Athlete From Tulsa Returns Home After 109 Days In Hospitals
TULSA, Oklahoma - A Tulsa athlete is home with his family, after spending nearly four months in two hospitals. Doctors say he had a serious reaction to a heat stroke while exercising.
The Springman family is calling it their own “Christmas miracle.”
22-year-old Slater Springman left St. Francis after 109 days spent in two hospitals. It's a moment his family says is possible thanks to great doctors and strong faith.
Not just his faith, and his family's, but from beyond the Oklahoma state line.
Slater graduated from Holland Hall and went on to play baseball at Freed-Hardeman University in Tennessee. Prayers and support poured in from the University of Oklahoma softball team, Rhoads University in Memphis, and several church groups.
Students at his college campus in Henderson, Tennessee stood together in prayer in September, too.
"That's what saved his life. God heard those prayers,” his father, Bill, said.
"I really think that's kinda what saved me,” Slater said.
While Slater was surrounded with support, he took action, too.
He recalled walking for the first time in the hospital, in early November.
"That's kind of when I knew I was hitting a turning point and getting a lot better,” he said.
The Freed-Hardeman University baseball player had only run a few laps back in August, when he collapsed.
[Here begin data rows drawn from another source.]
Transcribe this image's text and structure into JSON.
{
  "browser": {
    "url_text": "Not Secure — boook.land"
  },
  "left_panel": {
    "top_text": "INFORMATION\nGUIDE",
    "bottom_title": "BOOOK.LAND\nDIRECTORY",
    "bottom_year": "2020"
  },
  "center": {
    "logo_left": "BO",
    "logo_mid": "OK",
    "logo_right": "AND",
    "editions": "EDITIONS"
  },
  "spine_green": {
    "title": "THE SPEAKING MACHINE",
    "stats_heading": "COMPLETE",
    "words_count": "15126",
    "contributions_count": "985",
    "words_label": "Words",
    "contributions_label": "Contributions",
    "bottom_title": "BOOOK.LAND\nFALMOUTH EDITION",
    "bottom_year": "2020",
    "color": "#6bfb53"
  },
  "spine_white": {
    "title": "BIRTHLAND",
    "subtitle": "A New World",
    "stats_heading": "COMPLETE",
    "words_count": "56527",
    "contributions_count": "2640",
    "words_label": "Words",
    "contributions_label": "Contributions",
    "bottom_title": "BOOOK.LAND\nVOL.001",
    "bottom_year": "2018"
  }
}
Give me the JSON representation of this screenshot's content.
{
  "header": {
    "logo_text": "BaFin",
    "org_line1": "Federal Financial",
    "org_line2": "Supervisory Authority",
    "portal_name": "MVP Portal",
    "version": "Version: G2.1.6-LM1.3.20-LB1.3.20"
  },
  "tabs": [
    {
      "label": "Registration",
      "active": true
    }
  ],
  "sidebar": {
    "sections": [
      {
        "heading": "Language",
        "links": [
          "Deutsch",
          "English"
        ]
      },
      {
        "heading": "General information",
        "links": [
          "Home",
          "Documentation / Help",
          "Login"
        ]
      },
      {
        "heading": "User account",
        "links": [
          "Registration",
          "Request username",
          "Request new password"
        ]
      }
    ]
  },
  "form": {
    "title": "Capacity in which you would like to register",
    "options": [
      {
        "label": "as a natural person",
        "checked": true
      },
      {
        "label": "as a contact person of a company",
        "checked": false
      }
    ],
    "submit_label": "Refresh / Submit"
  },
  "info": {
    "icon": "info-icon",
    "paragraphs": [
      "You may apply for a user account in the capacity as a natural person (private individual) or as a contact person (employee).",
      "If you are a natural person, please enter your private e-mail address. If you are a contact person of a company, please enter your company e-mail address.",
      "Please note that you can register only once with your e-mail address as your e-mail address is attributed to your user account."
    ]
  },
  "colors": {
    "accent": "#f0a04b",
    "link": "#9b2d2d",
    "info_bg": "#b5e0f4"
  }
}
He spent about a month in the ICU at a hospital in Jackson, Tennessee, then was flown to St. Francis.
Doctors told the family he had a severe reaction to a heat stroke, seeing numbers they'd never seen in other patients.
"We can't look back and ask, 'Why?' We just gotta go forward,” Bill said.
Bill says Slater’s doctor, Dr. Joe Reese, along with doctors in Tennessee, will be looking for answers in a case study for the American Medical Journal.
“There’s many people across the country who are studying why this happens. Because there’s still something with heat stroke and seizures that this rhabdomyolysis is a byproduct of, that is really a killer,” Bill said.
“That’s why a lot of people don’t make it from that. That’s why his case is so unique.”
Slater's focus is on his continued recovery and taking even bigger steps to get back on the field.
"I want to get to the point where I used to be, where I could get back to doing everything on my own,” Slater said.
"Has a long ways to go, so please, please, keep prayers up,” Bill said.
Slater said he plans to go back to school next fall.